Perhaps the most important idea Anzaldúa introduces in the first chapter is the idea of the “borderland,” which she defines as “a vague and undetermined place created by the emotional residue of an unnatural boundary” (1). This concept is derived from the idea that national borders are unnatural impositions on the land, the result of political power rooted in white supremacy. From here, Anzaldúa suggests that the impact of borders goes beyond physical border landscapes, like the U.S.-Mexican border which this chapter is primarily concerned with. Instead, Anzaldúa discusses the border as just one manifestation of a broader ideology that consolidates power by marking some places as safe and others unsafe, some people an “us” and some people a “them.” In this sense, anyone who is marked as illegitimate because their existence crosses those boundaries could be said to inhabit a borderland, regardless of where they live. The idea of a “borderland” has proven enormously influential in the field of postcolonial studies, as well as queer and feminist studies. Scholars have applied the concept of a “borderland” to a wide range of political and geographical spaces, as well as to more figurative spaces such as subversive academic writing or non-binary identity.

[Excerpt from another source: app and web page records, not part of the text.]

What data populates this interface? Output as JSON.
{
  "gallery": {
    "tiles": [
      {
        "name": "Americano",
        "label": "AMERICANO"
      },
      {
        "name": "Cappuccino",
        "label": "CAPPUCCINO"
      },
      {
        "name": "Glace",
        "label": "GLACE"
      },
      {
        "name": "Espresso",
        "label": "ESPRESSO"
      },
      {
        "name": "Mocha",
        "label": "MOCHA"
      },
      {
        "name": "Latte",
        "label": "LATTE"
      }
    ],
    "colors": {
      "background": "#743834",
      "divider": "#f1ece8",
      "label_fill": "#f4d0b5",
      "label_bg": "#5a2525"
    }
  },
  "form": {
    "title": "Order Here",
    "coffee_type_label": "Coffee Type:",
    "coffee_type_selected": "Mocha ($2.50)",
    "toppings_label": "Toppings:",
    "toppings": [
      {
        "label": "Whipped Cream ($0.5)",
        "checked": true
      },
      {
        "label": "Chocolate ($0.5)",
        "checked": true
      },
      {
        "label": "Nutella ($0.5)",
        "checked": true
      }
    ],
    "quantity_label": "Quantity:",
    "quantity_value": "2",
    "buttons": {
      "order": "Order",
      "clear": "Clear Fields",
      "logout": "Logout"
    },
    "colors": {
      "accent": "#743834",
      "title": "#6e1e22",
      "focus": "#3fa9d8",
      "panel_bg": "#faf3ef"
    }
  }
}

In chapter 2, “Movimientos de rebeldía y las culturas que traicionan" (Movements of rebellion and the cultures that betray), Anzaldúa applies a similar figurative view of space to talk about her own relationship to home. In the same way that a person could inhabit a borderland both because they live near a border fence or because they are rendered illegitimate anywhere through the same forces which construct borders, so Anzaldúa argues that she can be said to “carry ‘home’ on [her] back” because Mexican culture is in her “system” regardless of where she lives (21). This construction allows for a more individual relationship to culture, independent of a broader community that has betrayed and expelled her. By carrying her home with her, Anzaldúa makes herself impossible to exile, and she also suggests that it is possible to negotiate multiple cultural legacies within the places one chooses for oneself.

The second chapter also articulates a feminism rooted in the idea of the borderland. Like the U.S.-Mexican border, gender exists because people in power (in this case, men) draw an artificial boundary between men and women. Anzaldúa emphasizes that the same dynamic of safety which informs national borders also influences our ideas of gender, which are rooted in a similar belief that one group—women—are dangerous. She argues that men perceive women as dangerous, and then prescribe strict social and cultural restrictions in the name of protecting women from men, even though the real purpose of these precautions is to prevent women from exercising their own power. Anzaldúa proposes that queerness, which inhabits a borderland by crossing the border between maleness and femaleness, can create a challenge to patriarchy by creating the space to imagine alternate cultures.